• **YOUR INSTRUCTIONS**
Determine how many lines in the entries contain the word "Profile", and give that number with no other text.

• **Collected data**
◆ ◆ ◆ ◆ ◆ ◆ ◆

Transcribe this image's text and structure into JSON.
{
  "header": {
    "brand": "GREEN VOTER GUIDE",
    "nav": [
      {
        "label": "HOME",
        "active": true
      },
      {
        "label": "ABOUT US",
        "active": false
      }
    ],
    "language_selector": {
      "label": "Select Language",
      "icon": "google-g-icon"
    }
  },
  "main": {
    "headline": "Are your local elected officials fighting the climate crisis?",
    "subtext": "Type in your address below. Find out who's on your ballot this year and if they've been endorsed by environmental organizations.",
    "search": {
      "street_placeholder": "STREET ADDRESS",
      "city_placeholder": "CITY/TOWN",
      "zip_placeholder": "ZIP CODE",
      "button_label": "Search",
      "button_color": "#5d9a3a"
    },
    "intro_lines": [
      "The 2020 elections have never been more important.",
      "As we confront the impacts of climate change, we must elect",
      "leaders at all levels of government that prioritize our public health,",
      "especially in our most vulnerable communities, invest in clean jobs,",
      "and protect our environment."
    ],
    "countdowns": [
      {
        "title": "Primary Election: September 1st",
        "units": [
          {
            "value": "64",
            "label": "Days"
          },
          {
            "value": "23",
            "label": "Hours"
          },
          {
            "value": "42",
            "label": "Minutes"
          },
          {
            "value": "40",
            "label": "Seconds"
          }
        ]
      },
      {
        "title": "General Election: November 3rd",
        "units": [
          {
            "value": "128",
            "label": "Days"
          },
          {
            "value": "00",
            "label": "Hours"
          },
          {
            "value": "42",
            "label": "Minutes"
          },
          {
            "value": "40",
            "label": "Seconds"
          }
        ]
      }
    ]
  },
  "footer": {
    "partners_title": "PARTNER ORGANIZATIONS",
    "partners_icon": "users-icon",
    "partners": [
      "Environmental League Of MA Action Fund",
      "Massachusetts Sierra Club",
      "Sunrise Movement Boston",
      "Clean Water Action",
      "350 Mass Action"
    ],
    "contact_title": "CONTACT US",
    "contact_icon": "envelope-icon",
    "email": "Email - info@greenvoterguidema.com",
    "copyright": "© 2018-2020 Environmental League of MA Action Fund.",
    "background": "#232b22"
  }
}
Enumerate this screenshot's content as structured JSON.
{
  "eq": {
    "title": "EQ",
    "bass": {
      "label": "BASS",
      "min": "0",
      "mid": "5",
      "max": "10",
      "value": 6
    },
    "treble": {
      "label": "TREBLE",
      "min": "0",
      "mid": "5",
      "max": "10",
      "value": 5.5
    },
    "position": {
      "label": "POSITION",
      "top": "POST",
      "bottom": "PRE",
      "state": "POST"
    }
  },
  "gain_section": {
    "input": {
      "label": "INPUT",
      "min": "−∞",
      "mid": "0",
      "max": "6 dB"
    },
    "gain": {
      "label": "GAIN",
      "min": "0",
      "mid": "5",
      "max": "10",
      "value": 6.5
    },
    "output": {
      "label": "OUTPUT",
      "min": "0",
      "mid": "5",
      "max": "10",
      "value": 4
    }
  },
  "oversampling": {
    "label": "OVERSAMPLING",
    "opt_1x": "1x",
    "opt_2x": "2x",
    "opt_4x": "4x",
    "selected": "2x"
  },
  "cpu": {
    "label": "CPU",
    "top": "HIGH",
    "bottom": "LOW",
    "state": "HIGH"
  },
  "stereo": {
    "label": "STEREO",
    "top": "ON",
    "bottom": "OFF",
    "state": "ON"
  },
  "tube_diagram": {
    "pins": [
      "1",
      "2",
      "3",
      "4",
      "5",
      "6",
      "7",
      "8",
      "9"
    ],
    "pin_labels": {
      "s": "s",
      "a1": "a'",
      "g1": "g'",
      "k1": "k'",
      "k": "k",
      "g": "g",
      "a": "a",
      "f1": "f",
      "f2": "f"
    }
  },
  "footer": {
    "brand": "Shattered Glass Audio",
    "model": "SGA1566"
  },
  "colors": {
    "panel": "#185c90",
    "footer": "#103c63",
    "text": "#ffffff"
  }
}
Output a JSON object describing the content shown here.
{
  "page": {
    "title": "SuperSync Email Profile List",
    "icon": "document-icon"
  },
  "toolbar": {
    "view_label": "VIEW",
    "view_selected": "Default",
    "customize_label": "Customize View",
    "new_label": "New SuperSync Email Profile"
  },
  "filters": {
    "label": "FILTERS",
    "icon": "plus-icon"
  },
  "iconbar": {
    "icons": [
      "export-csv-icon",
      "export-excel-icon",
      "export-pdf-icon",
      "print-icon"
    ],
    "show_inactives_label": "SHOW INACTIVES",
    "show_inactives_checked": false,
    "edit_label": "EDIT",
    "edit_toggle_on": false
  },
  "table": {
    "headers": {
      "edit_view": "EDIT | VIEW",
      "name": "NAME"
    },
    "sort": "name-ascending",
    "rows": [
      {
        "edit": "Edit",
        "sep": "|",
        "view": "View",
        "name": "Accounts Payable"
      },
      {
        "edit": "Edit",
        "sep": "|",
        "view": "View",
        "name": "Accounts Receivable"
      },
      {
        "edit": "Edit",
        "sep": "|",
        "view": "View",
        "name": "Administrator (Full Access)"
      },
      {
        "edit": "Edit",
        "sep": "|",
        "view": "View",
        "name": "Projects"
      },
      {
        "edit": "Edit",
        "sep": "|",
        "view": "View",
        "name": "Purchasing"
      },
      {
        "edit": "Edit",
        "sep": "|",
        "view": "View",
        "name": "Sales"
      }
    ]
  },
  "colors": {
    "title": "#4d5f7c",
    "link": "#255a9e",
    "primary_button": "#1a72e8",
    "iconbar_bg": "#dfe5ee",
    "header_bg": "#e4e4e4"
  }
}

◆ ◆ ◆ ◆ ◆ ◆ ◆

• **ANSWER SECTION**
2